When we exited the 27 into a smaller road, which was also darker, we could see a large white region of light in the dark horizon, and I said “that must certainly be the raceway”. As we approached it we could not only see more light but also we started hearing engine noise: we are here! Then we saw police cars and cones organizing the traffic and it was just in front of us: Sebring International Raceway.
We were about to be part of history, the first ever Super Sebring. Two days and two iconic races: 1000 Miles of Sebring, in its first iteration being part of the FIA World Endurance Championship. The next day the classic 12 Hours of Sebring, part of the IMSA Weathertech Sportscar Championship in its 67th edition.
We started planning this trip basically just after the announcement of the double header FIA WEC-IMSA, many months ago, and it was finally becoming true. I stopped the RV at the gates to get the tickets. On that moment the GTE qualification was underway and all we heard was the sound of the mighty Porsche 911 RSR, with some intermissions to hear the Aston Martin and Corvette’s V8. They instructed me to take a road to the right of the gates, and all of a sudden, I was crossing the bridge over turn 17, the mythical last corner of the track with its famous bumps and a lot of history of clashes and accidents. It was only then that I realized I was REALLY there.
Since we were inside, it was time to look for a parking spot for the RV where we would stay until Sunday. It was not an easy task, once we arrived with the event already ongoing, Thursday night, so it took me about 2 hours to finally get a place.
In the next morning after eating something it was time to get out and meet our temporary motorhome neighbours. They are an amazing German couple who also were attending for the first time to a race in Sebring. After some time, we met a group of guys who arrived in their car, coming from Wisconsin and they were also first timers. We all chatted a while and, on that moment, I thought that it was really worth being there, meeting people with the same taste for good racing while being in a race.
Friday was the FIA WEC race, and since it would start just at 4PM, we went to the closest part of the track to watch a little bit of the Michelin Pilot Challenge that started in the morning, and then returned to the RV to make the barbecue (or Churrasco, Gaucho style) and the mate (or Chimarrão, a typical beverage from the south of Brazil). During lunch we chatted a little more with our new friends and then it was race time again.
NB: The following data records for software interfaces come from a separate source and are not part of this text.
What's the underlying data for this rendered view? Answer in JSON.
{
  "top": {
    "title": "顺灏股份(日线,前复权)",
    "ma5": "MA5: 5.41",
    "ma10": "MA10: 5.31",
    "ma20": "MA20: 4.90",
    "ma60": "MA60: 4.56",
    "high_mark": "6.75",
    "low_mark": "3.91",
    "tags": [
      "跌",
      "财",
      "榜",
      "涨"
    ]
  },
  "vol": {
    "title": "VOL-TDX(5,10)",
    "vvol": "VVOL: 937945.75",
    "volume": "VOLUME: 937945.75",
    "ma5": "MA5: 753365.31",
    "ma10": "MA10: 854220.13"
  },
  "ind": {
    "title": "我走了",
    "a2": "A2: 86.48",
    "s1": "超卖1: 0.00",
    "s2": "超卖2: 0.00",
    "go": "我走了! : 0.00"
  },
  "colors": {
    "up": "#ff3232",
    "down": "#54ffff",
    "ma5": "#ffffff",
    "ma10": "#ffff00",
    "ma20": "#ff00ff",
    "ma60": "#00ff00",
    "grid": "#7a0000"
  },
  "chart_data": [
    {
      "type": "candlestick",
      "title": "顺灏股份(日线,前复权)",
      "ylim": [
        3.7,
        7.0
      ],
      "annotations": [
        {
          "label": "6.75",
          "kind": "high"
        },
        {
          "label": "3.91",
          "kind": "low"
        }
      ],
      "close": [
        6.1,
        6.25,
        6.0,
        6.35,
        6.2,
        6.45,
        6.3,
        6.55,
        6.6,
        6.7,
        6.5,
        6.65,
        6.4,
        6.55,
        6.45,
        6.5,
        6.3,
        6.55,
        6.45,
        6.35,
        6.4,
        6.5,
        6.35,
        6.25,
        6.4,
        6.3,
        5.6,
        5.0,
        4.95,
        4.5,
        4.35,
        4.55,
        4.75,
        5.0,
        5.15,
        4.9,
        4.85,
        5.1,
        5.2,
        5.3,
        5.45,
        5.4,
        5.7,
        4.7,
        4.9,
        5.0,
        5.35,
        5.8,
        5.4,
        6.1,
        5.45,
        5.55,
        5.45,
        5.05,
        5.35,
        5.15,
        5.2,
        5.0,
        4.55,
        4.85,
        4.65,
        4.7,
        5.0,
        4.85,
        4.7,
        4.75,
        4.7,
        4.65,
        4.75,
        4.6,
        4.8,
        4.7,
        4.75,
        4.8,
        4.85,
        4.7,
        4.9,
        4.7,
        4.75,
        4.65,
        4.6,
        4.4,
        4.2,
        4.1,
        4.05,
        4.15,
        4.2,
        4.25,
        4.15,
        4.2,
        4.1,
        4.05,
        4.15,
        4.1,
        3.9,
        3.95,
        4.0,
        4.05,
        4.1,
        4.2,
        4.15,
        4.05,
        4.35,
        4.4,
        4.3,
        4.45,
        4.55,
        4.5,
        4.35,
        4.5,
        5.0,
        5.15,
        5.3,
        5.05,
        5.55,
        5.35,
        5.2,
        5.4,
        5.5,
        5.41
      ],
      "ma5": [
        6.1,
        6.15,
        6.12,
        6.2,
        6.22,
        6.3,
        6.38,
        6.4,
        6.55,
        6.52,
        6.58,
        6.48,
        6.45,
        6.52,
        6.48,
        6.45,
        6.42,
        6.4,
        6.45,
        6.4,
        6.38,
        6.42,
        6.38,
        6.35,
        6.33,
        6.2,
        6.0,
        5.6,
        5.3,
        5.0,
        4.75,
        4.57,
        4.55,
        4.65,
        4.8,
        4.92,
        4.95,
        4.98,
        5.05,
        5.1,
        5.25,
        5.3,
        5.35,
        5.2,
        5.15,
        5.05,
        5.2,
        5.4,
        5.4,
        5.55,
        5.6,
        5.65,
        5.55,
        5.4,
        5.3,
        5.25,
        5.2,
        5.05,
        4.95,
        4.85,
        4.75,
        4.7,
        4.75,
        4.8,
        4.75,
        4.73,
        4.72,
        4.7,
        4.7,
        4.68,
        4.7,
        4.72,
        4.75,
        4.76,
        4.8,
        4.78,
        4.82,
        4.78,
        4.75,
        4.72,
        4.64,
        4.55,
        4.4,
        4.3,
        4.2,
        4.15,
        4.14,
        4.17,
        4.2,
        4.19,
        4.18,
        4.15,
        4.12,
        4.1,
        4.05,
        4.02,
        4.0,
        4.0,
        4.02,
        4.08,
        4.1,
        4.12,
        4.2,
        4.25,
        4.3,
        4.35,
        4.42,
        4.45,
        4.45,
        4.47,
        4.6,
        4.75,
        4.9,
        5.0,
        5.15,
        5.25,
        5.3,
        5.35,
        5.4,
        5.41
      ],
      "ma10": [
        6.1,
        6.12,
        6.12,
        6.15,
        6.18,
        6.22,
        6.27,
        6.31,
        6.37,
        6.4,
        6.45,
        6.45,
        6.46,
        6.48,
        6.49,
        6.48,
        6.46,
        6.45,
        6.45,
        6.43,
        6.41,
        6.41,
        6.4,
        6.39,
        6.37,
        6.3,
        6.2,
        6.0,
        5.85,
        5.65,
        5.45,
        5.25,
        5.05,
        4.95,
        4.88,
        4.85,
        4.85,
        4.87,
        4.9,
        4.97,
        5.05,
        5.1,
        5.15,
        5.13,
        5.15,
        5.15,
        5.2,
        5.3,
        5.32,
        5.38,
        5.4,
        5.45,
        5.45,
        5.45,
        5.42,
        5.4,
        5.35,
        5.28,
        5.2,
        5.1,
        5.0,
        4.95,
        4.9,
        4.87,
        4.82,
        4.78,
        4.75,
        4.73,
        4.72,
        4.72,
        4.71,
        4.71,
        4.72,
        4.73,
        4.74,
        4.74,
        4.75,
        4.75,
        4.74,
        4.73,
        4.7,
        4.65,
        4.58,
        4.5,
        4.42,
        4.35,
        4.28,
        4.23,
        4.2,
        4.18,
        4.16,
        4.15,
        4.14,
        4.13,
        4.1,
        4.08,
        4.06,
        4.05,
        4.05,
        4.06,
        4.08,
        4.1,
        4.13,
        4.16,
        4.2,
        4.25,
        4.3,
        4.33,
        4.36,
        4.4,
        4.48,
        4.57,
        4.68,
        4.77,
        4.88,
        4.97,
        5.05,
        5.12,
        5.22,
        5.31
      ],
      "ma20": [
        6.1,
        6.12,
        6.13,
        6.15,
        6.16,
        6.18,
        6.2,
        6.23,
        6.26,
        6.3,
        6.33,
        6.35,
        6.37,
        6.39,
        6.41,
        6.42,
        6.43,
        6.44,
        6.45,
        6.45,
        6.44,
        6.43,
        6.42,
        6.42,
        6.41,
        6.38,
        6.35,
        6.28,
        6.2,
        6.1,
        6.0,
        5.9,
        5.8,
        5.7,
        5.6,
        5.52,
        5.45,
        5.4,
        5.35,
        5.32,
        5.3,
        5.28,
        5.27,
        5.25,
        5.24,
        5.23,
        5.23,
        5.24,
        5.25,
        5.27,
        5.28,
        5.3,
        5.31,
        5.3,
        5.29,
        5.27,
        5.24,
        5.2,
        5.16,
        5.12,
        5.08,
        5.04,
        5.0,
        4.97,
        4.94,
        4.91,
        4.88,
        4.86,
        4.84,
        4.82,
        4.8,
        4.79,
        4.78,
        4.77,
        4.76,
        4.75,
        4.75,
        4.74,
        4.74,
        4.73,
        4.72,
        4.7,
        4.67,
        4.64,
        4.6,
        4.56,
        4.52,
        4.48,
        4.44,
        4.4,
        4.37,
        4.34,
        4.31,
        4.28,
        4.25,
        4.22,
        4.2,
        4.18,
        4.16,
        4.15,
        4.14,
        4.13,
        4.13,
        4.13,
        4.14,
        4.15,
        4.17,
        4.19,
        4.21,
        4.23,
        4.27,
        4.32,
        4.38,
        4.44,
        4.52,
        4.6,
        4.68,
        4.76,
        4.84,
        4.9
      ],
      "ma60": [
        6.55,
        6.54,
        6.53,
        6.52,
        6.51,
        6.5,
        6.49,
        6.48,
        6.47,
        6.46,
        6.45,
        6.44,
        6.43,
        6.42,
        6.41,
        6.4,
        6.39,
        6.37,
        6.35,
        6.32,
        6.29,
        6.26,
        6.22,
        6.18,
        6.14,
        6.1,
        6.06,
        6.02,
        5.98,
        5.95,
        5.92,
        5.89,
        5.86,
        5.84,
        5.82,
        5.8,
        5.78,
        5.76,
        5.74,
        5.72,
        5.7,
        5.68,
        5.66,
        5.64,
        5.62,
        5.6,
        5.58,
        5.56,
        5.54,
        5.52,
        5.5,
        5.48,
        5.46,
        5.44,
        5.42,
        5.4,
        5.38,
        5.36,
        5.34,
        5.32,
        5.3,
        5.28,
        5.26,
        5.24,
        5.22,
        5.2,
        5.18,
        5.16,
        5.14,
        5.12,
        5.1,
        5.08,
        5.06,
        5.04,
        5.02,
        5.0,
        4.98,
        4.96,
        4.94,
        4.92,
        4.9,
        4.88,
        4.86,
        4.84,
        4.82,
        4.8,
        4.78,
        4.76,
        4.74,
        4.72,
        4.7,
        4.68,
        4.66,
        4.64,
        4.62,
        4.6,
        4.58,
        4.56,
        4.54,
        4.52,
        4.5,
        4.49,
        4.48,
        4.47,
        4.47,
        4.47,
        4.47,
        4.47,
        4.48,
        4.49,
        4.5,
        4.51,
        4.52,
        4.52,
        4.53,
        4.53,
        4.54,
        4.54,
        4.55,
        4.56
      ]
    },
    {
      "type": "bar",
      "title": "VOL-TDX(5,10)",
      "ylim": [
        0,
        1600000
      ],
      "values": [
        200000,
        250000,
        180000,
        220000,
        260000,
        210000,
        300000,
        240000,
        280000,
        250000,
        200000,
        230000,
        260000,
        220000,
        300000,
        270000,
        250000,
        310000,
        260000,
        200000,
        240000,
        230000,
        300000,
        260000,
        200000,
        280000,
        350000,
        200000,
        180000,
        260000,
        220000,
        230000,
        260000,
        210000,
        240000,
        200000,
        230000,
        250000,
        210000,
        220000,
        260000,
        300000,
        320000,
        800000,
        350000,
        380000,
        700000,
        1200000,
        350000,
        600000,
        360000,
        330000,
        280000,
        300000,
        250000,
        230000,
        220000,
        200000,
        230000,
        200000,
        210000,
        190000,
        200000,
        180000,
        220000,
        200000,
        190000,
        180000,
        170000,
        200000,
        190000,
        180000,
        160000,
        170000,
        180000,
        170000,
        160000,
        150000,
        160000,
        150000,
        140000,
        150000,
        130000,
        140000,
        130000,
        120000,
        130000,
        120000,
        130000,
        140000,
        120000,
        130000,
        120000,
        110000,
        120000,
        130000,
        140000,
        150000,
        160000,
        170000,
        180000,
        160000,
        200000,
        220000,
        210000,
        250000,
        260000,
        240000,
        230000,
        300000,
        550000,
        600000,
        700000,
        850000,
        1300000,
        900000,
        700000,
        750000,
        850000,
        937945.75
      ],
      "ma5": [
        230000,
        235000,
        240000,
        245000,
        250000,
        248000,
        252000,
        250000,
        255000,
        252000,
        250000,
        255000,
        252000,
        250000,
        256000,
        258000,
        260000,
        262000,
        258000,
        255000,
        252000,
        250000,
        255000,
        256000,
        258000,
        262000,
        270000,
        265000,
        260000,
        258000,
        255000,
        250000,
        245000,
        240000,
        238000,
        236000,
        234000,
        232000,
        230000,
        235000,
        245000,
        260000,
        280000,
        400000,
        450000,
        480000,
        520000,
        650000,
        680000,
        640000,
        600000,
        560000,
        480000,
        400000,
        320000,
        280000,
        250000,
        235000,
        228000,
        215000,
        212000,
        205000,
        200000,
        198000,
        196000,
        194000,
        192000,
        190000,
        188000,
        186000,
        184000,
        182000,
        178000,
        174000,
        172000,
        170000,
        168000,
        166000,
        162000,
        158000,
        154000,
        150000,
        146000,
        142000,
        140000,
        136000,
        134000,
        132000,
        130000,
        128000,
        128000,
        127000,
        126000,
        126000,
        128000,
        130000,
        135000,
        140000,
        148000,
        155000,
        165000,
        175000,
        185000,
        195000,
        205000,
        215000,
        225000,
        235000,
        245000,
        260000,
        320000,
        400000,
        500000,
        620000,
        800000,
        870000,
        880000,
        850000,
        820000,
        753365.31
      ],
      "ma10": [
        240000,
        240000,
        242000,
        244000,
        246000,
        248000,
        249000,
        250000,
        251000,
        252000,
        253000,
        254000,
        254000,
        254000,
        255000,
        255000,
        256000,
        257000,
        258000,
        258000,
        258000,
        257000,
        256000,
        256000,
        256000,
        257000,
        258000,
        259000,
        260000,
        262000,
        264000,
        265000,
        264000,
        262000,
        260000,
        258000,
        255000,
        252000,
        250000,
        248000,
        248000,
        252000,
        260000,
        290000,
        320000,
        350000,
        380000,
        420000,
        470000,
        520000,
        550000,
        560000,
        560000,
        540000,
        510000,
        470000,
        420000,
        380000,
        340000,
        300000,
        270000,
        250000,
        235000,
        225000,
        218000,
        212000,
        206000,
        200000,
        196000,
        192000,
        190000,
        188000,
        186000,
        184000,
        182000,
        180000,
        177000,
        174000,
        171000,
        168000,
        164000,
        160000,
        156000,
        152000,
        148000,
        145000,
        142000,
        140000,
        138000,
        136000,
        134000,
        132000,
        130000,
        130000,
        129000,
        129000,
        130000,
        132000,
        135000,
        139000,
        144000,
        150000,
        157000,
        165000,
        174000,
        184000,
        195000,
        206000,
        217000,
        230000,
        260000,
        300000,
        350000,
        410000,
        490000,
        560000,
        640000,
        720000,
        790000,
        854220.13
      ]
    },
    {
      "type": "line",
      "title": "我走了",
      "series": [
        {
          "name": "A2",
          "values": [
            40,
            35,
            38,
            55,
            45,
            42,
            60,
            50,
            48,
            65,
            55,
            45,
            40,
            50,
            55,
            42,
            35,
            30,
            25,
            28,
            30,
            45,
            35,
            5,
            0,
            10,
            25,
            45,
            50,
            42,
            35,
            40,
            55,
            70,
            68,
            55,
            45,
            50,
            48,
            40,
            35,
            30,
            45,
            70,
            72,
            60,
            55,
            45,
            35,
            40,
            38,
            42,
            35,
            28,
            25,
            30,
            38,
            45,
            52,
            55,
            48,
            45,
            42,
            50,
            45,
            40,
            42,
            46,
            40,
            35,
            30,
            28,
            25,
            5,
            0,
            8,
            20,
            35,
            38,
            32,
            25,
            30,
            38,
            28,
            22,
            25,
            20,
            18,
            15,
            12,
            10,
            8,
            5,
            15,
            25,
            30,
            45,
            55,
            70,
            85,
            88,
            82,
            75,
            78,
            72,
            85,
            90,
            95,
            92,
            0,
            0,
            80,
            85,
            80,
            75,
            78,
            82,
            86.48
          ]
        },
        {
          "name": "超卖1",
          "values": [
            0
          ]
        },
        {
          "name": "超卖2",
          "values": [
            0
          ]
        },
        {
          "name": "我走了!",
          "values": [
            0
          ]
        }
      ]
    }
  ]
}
It was outstanding to be at the hairpin (turn 7) and see the famous hotel in the outside, the crowd in the viewing mound and, of course the iconic sea of motorhomes parked facing the track and all its characters, most of them are there year after year.
That race finished under rain and yellow flags. And the 12 Hours of Sebring started exactly like that, due to the rain that poured the circuit during the night and morning.
Happily, for us, it stopped raining and we could make another barbecue (remember, Gaucho style) and this time we shared it with our new friends. I guess we stayed for more than 4 hours around the fire eating, chatting, laughing, eating and eating. Did I say we’ve eaten?
That time we spent away from the track was not lost time. For me it was the most valuable time of the weekend, when I could hear amazing stories from the Nürburgring, Road America, and also tell some stories about the Rally International de Erechim, about the traditional barbecue Gaucho.
The whole idea of being for several days inside a racetrack, instead of coming just during races is a completely different thing. You’re not there just to see cars passing through at 200km/h. You’re there to watch the race but also to feel the warmth of the people who are there for the same reason as you are.
If you love motorsports, you should definitely go at least once to Sebring. It is a bucket list item I am happy to have checked. And I hope you do too.